What do stones represent?

What do stones represent?

The symbolism of stones centers on ideas of endurance, stability, and permanence. They represent the ability to be grounded and connected with the earth. Stones are strong, versatile, and easily accessible.

Why did Delacroix choose a large stone?

Mrs. Delacroix (of the cross) does not refuse to throw stones; however, she can refuse to hit the mark. She picks a large stone because she doesn’t actually want to hit her friend.

What is the symbolism of the lottery?

The lottery represents any action, behavior, or idea that is passed down from one generation to the next that’s accepted and followed unquestioningly, no matter how illogical, bizarre, or cruel. The lottery has been taking place in the village for as long as anyone can remember.

What does Mr Adams symbolize in the lottery?

Adam and Eve represent a bridge between that early state of grace and the later intrusion of knowledge. In this story, you can read the “early state of grace” as untrammeled human nature, which emerges in the text as the “liberty” of the boys in summer and the primitivism that Old Man Warner fears.

Which characters both mention giving up or quitting the lottery?

Mr. and Mrs. Adams are the only characters who bring up the idea of quitting the lottery. While they don’t suggest that their town end the lottery, perhaps from fear of being ostracized, they both mention towns that are talking of giving up the lottery or have done so already.

What is the problem in the story the lottery?

The central conflict in “The Lottery” is the external conflict of person vs. society, because it is the traditions of the village that cause Tessie Hutchinson to be killed, and one other person a year before her.

Is the lottery morally justified?

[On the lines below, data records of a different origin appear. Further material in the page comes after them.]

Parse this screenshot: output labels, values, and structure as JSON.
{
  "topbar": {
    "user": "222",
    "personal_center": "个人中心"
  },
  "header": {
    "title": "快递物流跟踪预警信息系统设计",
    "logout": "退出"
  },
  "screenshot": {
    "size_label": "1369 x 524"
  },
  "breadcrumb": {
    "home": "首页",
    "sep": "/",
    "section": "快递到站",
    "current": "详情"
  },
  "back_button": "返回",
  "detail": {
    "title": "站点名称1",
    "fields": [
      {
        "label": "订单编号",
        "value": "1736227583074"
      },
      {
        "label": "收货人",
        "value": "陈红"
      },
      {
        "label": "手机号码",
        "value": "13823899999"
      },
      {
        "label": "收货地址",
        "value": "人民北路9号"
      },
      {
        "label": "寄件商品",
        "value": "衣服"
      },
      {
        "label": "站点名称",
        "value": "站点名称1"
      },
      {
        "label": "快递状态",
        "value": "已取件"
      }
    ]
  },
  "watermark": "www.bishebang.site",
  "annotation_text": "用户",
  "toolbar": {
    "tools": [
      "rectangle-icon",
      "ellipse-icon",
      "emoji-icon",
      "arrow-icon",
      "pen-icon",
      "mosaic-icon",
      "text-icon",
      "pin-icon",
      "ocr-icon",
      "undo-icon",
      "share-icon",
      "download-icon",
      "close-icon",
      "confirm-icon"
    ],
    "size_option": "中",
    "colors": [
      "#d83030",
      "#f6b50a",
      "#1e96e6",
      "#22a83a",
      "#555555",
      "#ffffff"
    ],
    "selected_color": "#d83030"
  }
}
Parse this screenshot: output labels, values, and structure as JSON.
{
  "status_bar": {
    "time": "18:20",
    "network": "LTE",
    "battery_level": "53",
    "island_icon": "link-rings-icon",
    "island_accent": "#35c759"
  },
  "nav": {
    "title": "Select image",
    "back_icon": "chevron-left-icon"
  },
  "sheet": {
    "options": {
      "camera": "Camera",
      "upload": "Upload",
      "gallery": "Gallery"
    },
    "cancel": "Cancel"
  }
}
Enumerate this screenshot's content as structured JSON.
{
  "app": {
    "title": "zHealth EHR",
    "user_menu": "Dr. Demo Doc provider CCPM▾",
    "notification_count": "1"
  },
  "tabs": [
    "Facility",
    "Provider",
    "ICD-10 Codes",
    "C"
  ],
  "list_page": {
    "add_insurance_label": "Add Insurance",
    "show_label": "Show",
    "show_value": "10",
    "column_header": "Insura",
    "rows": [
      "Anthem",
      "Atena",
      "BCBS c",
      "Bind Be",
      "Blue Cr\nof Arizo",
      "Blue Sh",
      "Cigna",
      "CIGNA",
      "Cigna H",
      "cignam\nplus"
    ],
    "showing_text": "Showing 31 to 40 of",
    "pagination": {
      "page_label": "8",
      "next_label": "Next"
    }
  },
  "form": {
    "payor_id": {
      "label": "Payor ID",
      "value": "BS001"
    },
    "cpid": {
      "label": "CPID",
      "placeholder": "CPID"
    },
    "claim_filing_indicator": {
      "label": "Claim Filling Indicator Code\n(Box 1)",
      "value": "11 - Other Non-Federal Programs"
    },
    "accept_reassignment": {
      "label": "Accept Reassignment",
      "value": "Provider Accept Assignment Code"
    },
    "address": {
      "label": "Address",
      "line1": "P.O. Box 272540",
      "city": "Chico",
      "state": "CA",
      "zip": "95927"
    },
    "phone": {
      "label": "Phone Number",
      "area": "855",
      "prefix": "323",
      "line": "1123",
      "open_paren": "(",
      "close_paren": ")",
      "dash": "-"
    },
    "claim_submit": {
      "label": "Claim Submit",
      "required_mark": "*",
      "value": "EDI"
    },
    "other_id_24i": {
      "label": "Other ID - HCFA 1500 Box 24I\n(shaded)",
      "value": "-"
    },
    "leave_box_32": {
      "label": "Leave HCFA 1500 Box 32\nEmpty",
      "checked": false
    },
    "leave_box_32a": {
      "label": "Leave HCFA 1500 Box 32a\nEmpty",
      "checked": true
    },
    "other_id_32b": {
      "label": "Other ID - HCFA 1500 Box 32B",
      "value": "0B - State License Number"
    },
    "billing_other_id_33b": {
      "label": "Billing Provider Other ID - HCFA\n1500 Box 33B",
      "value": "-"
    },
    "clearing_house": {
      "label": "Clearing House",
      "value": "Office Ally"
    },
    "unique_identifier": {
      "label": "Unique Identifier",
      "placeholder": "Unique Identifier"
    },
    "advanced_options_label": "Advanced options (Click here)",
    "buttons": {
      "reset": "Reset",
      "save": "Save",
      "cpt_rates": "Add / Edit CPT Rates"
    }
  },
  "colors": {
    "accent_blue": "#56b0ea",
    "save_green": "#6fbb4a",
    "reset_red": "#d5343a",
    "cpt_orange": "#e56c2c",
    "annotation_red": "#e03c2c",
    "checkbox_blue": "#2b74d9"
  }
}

Just because the Lottery is considered normal in the society in the story does not make the event morally justified. A: No, tradition is not sufficient justification for such actions.

What is morally justified mean?

Moral justification is, simply put, a process whereby a person who is evaluating a morally questionable act attempts to make it seem right. This person looks for a way to shine a favorable light on such an act in order to maintain a clear conscience.